╭──

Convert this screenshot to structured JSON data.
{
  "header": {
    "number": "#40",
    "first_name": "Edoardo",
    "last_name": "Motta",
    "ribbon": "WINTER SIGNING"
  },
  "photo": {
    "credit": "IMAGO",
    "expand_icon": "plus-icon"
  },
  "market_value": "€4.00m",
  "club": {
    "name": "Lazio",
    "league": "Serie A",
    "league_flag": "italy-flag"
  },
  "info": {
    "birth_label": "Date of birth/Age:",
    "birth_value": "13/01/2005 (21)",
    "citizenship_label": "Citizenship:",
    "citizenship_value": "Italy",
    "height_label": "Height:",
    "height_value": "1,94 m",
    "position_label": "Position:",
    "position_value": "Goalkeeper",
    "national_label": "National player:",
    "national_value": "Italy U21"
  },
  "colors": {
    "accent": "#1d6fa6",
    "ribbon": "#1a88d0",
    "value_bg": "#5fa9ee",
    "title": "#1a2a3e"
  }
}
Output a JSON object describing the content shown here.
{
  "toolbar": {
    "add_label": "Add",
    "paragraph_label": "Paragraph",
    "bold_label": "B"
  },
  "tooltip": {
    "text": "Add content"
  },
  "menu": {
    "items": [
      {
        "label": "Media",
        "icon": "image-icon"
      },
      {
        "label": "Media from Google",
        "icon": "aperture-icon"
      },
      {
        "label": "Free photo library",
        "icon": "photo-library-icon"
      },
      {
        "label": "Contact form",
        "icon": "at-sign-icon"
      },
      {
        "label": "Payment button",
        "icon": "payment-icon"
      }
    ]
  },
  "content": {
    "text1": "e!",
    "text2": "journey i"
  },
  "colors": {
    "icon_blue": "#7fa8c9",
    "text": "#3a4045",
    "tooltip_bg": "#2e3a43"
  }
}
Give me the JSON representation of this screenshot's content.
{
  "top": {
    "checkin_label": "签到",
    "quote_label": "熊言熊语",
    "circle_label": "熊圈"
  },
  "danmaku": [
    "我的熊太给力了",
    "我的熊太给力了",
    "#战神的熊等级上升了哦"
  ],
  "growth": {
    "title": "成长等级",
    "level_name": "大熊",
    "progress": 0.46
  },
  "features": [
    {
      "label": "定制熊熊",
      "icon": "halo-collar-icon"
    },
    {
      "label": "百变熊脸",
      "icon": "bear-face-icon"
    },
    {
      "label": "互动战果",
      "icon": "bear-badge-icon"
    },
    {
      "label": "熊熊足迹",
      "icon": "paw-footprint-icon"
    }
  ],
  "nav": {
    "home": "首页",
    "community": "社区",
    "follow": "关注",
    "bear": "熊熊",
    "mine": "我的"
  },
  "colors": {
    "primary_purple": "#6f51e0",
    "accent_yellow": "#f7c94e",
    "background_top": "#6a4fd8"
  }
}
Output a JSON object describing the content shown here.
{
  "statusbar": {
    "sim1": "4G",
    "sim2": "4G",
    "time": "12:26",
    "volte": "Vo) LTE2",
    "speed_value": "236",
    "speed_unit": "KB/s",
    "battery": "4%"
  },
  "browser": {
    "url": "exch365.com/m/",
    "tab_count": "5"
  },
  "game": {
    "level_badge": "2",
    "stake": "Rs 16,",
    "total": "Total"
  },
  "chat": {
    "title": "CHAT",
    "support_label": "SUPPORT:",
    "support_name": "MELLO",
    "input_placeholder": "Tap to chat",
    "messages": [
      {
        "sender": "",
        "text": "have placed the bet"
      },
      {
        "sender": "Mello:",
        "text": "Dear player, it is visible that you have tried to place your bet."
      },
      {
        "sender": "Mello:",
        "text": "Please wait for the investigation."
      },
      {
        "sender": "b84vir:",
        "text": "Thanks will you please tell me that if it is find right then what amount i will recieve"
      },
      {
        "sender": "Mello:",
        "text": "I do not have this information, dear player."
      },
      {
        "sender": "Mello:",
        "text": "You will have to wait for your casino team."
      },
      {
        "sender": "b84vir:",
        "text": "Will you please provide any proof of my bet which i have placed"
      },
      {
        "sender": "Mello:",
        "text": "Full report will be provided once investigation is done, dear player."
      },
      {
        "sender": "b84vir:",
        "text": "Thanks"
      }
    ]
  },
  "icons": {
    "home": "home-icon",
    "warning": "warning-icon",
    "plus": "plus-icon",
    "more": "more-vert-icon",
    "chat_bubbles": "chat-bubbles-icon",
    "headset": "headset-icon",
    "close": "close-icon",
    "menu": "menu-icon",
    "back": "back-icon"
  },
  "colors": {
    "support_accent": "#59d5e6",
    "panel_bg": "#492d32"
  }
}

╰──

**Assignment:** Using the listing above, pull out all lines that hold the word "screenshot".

**Task result:**
Convert this screenshot to structured JSON data.
Give me the JSON representation of this screenshot's content.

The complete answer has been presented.